In collaboration with international scientists, local organisations, local people and native communities, filmmakers will create the film Uncharted Amazon.
The film will document the region’s extraordinary wildlife and the work of the scientists, explorers and local people in their efforts to protect the rainforest and fill in the missing piece of the puzzle in creating the largest protected rainforest on earth.
From the insight and personal stories of the people who are living and working in the rainforest – both those who are destroying the rainforest and trying to protect it – the film will explore the issues that typify much of the Amazon region.

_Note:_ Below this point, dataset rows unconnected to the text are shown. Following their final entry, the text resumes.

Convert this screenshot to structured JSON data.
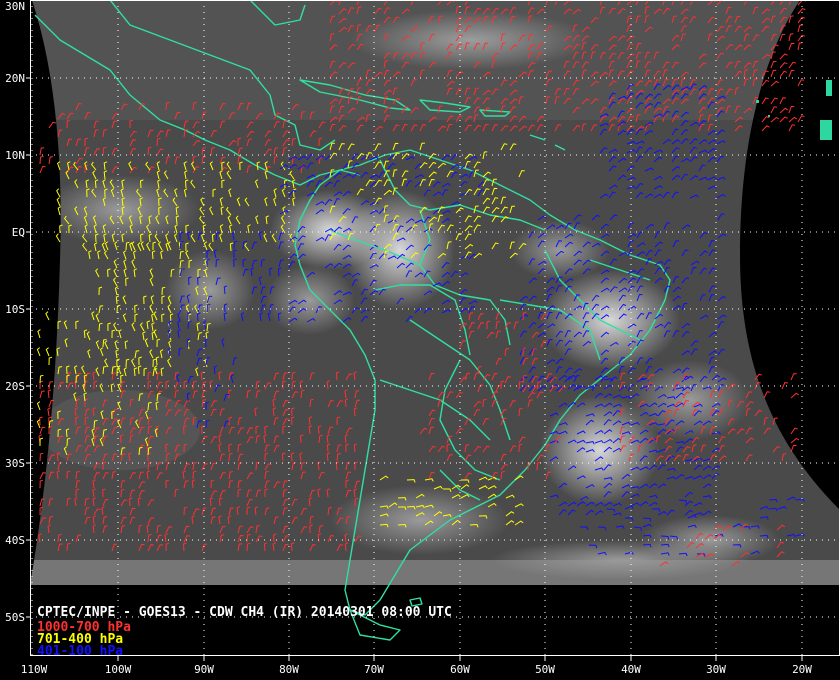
{
  "caption": {
    "title": "CPTEC/INPE - GOES13 - CDW CH4 (IR) 20140301 08:00 UTC",
    "legend": [
      {
        "label": "1000-700 hPa",
        "color": "#ff3030"
      },
      {
        "label": "701-400 hPa",
        "color": "#ffff00"
      },
      {
        "label": "401-100 hPa",
        "color": "#1010ff"
      }
    ]
  },
  "axes": {
    "lat_labels": [
      "30N",
      "20N",
      "10N",
      "EQ",
      "10S",
      "20S",
      "30S",
      "40S",
      "50S"
    ],
    "lon_labels": [
      "110W",
      "100W",
      "90W",
      "80W",
      "70W",
      "60W",
      "50W",
      "40W",
      "30W",
      "20W"
    ]
  },
  "colors": {
    "coastline": "#30e0a0",
    "grid": "#ffffff",
    "background": "#000000"
  }
}
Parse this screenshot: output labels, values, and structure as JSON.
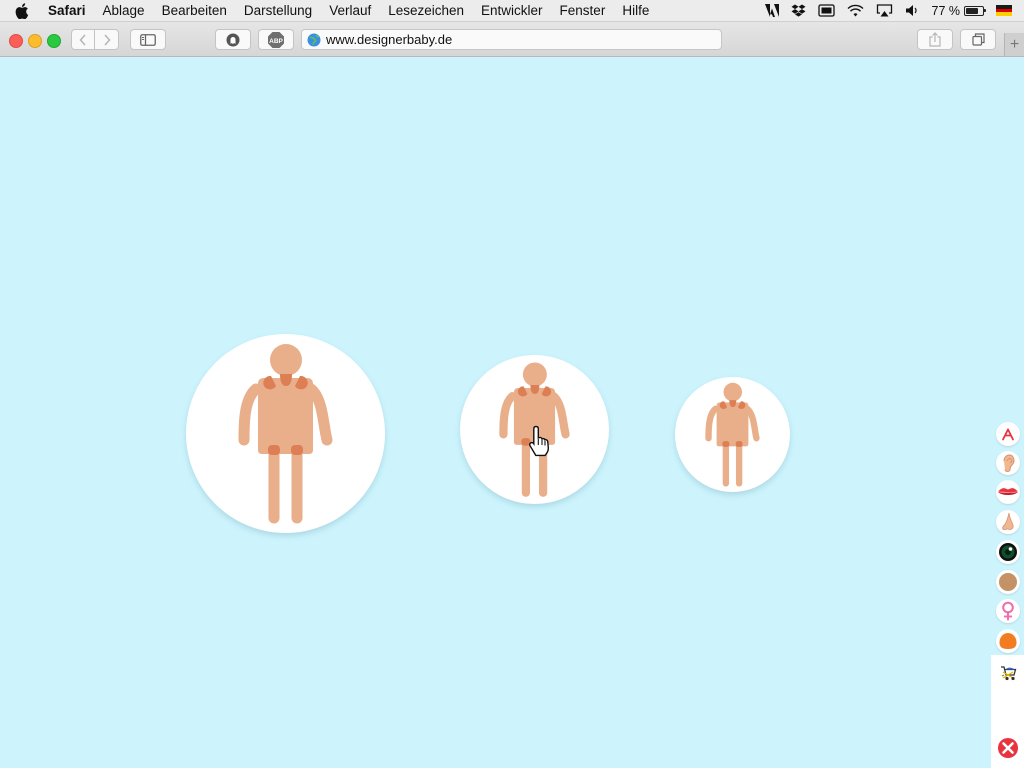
{
  "menubar": {
    "app_name": "Safari",
    "items": [
      "Ablage",
      "Bearbeiten",
      "Darstellung",
      "Verlauf",
      "Lesezeichen",
      "Entwickler",
      "Fenster",
      "Hilfe"
    ],
    "battery_text": "77 %",
    "battery_level": 0.77,
    "status_icons": [
      "adobe-icon",
      "dropbox-icon",
      "display-icon",
      "wifi-icon",
      "airplay-icon",
      "volume-icon",
      "battery-icon",
      "flag-de-icon"
    ]
  },
  "toolbar": {
    "url": "www.designerbaby.de",
    "extension_abp_label": "ABP"
  },
  "page": {
    "background": "#cdf4fd",
    "figures": [
      {
        "name": "figure-large"
      },
      {
        "name": "figure-medium"
      },
      {
        "name": "figure-small"
      }
    ],
    "skin_color": "#e9ae8a",
    "joint_color": "#dd7f55",
    "side_icons": [
      "text-color-icon",
      "ear-icon",
      "lips-icon",
      "nose-icon",
      "eye-color-icon",
      "skin-tone-icon",
      "female-gender-icon",
      "hair-color-icon",
      "stroller-icon",
      "close-icon"
    ]
  },
  "colors": {
    "accent_red": "#e8343f",
    "eye_green": "#0f4f2b",
    "skin_tone": "#c49264",
    "hair_orange": "#f27c1f",
    "female_pink": "#f06ea9"
  }
}
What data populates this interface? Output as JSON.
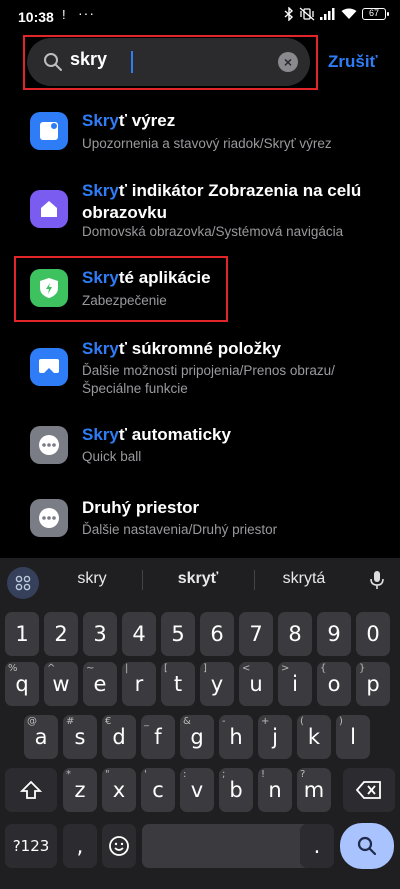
{
  "status_bar": {
    "time": "10:38",
    "notification": "!",
    "more": "···",
    "battery": "67"
  },
  "search": {
    "query": "skry",
    "cancel_label": "Zrušiť",
    "clear_symbol": "×"
  },
  "highlight_color": "#e2242b",
  "accent_color": "#2f7df6",
  "results": [
    {
      "match": "Skry",
      "rest": "ť výrez",
      "line2": "",
      "subtitle": "Upozornenia a stavový riadok/Skryť výrez",
      "subtitle2": "",
      "icon": "notch-icon",
      "icon_color": "#2f7df6"
    },
    {
      "match": "Skry",
      "rest": "ť indikátor Zobrazenia na celú",
      "line2": "obrazovku",
      "subtitle": "Domovská obrazovka/Systémová navigácia",
      "subtitle2": "",
      "icon": "home-icon",
      "icon_color": "#7a5cf0"
    },
    {
      "match": "Skry",
      "rest": "té aplikácie",
      "line2": "",
      "subtitle": "Zabezpečenie",
      "subtitle2": "",
      "icon": "shield-icon",
      "icon_color": "#3ec260"
    },
    {
      "match": "Skry",
      "rest": "ť súkromné položky",
      "line2": "",
      "subtitle": "Ďalšie možnosti pripojenia/Prenos obrazu/",
      "subtitle2": "Špeciálne funkcie",
      "icon": "cast-icon",
      "icon_color": "#2f7df6"
    },
    {
      "match": "Skry",
      "rest": "ť automaticky",
      "line2": "",
      "subtitle": "Quick ball",
      "subtitle2": "",
      "icon": "more-icon",
      "icon_color": "#7a7c86"
    },
    {
      "match": "",
      "rest": "Druhý priestor",
      "line2": "",
      "subtitle": "Ďalšie nastavenia/Druhý priestor",
      "subtitle2": "",
      "icon": "more-icon",
      "icon_color": "#7a7c86"
    }
  ],
  "keyboard": {
    "suggestions": [
      "skry",
      "skryť",
      "skrytá"
    ],
    "row_numbers": [
      "1",
      "2",
      "3",
      "4",
      "5",
      "6",
      "7",
      "8",
      "9",
      "0"
    ],
    "row1": [
      [
        "q",
        "%"
      ],
      [
        "w",
        "^"
      ],
      [
        "e",
        "~"
      ],
      [
        "r",
        "|"
      ],
      [
        "t",
        "["
      ],
      [
        "y",
        "]"
      ],
      [
        "u",
        "<"
      ],
      [
        "i",
        ">"
      ],
      [
        "o",
        "{"
      ],
      [
        "p",
        "}"
      ]
    ],
    "row2": [
      [
        "a",
        "@"
      ],
      [
        "s",
        "#"
      ],
      [
        "d",
        "€"
      ],
      [
        "f",
        "_"
      ],
      [
        "g",
        "&"
      ],
      [
        "h",
        "-"
      ],
      [
        "j",
        "+"
      ],
      [
        "k",
        "("
      ],
      [
        "l",
        ")"
      ]
    ],
    "row3": [
      [
        "z",
        "*"
      ],
      [
        "x",
        "\""
      ],
      [
        "c",
        "'"
      ],
      [
        "v",
        ":"
      ],
      [
        "b",
        ";"
      ],
      [
        "n",
        "!"
      ],
      [
        "m",
        "?"
      ]
    ],
    "symbols_label": "?123",
    "comma": ",",
    "period": "."
  }
}
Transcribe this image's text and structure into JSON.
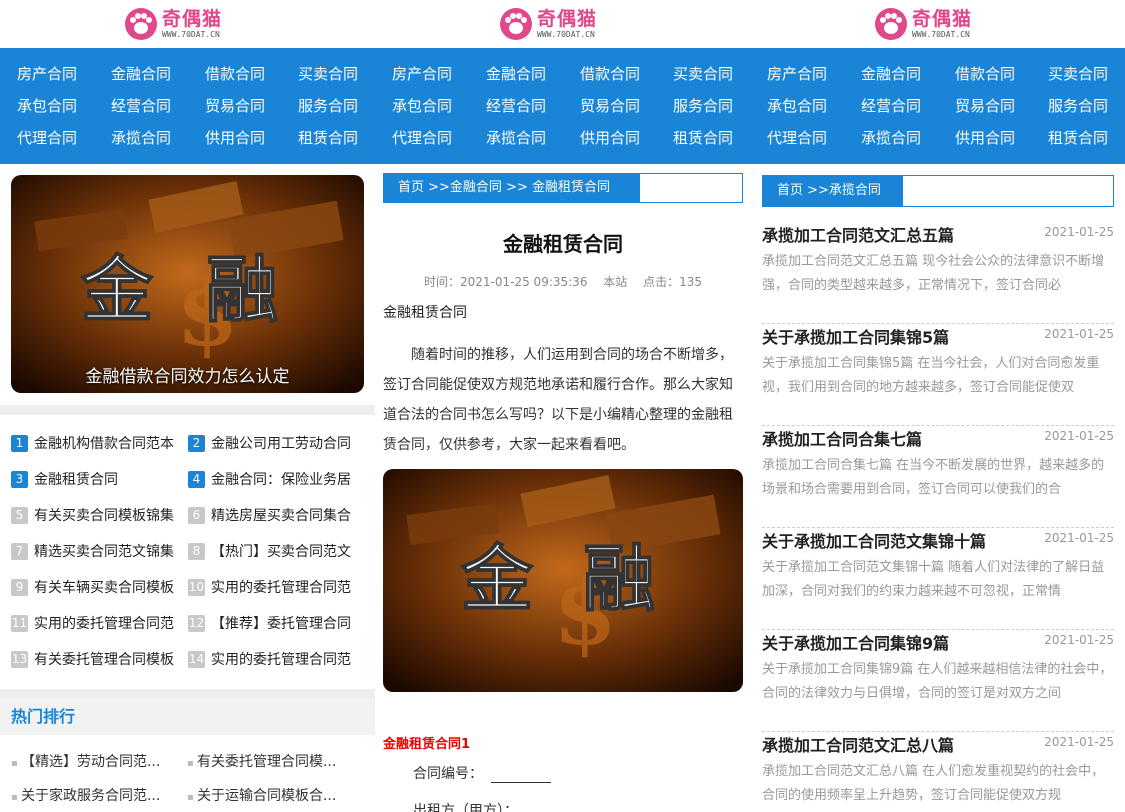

The rainforests of South Eastern Peru and Las Piedras make up part of the Tropical Andes Biodiversity Hotspot, the most bio-diverse region of the entire planet. The jungle here is still largely unexplored.
The Peruvian Amazon is also home to 1354 indigenous communities, occupying about 14.95 million hectares or 17% of the total area of the Peruvian Amazon.
These are the last few people in the world living a truly traditional lifestyle, being 100% dependent on their immediate environment for all their needs.
Of the 7+ billion people on earth only a few thousand still live in this way. The Las Piedras rainforest, the filming location, serves as a vital buffer zone between the rapidly developing inter-oceanic highway and some of these last isolated tribes.
The film’s team will leave the U.K for Peru in early August 2014 where they will spend six months filming on the Rio Las Piedras.
Four months will be spent filming wildlife and two months will be spent filming people (and wildlife when time permits). They will return to the U.K in late January and begin the editing phase. They plan to start distributing the film by July 2015.
The campaign’s goal is £9,850 ($13,386.15) and ends June 25.